Action item
Starting at the line that contains "Extract the structured", restate each line word for word through the final line of the data, keeping both ends.

------------------------------------------------------------------------

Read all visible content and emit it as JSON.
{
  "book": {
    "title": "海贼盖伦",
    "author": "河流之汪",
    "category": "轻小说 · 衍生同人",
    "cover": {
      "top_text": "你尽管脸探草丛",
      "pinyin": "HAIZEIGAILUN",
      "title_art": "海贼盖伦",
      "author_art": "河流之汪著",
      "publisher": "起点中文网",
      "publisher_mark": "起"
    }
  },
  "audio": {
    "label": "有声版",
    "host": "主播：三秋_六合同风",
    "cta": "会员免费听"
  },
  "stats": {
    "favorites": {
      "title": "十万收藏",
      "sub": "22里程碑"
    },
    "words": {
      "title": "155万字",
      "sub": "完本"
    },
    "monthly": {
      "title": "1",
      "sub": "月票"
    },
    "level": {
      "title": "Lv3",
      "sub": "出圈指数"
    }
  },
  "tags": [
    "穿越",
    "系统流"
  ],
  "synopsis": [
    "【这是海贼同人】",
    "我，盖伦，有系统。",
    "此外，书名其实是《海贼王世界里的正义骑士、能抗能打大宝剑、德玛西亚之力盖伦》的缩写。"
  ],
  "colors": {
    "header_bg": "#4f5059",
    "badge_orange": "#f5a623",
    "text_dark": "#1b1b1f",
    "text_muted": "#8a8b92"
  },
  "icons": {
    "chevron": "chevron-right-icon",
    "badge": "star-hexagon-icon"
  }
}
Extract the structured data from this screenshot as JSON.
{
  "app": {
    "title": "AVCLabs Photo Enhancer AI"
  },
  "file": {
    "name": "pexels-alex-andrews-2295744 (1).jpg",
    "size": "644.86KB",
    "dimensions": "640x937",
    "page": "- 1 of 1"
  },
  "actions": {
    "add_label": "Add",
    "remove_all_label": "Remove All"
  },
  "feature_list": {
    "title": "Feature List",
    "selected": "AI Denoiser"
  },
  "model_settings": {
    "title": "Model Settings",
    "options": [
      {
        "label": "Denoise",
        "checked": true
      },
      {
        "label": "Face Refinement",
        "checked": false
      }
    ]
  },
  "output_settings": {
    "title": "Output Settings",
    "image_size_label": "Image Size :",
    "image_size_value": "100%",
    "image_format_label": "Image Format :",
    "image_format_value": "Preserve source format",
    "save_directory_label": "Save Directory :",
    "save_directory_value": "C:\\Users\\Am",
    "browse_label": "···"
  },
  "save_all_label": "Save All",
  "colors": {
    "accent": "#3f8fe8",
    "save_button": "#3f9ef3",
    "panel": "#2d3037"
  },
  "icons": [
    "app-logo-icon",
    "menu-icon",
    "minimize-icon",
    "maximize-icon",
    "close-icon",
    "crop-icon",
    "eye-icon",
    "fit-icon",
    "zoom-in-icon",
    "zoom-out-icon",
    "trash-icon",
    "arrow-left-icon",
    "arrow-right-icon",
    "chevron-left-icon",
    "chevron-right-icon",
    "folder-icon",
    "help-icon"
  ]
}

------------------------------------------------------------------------

Your response
Extract the structured data from this screenshot as JSON.
{
  "app": {
    "title": "AVCLabs Photo Enhancer AI"
  },
  "file": {
    "name": "pexels-alex-andrews-2295744 (1).jpg",
    "size": "644.86KB",
    "dimensions": "640x937",
    "page": "- 1 of 1"
  },
  "actions": {
    "add_label": "Add",
    "remove_all_label": "Remove All"
  },
  "feature_list": {
    "title": "Feature List",
    "selected": "AI Denoiser"
  },
  "model_settings": {
    "title": "Model Settings",
    "options": [
      {
        "label": "Denoise",
        "checked": true
      },
      {
        "label": "Face Refinement",
        "checked": false
      }
    ]
  },
  "output_settings": {
    "title": "Output Settings",
    "image_size_label": "Image Size :",
    "image_size_value": "100%",
    "image_format_label": "Image Format :",
    "image_format_value": "Preserve source format",
    "save_directory_label": "Save Directory :",
    "save_directory_value": "C:\\Users\\Am",
    "browse_label": "···"
  },
  "save_all_label": "Save All",
  "colors": {
    "accent": "#3f8fe8",
    "save_button": "#3f9ef3",
    "panel": "#2d3037"
  },
  "icons": [
    "app-logo-icon",
    "menu-icon",
    "minimize-icon",
    "maximize-icon",
    "close-icon",
    "crop-icon",
    "eye-icon",
    "fit-icon",
    "zoom-in-icon",
    "zoom-out-icon",
    "trash-icon",
    "arrow-left-icon",
    "arrow-right-icon",
    "chevron-left-icon",
    "chevron-right-icon",
    "folder-icon",
    "help-icon"
  ]
}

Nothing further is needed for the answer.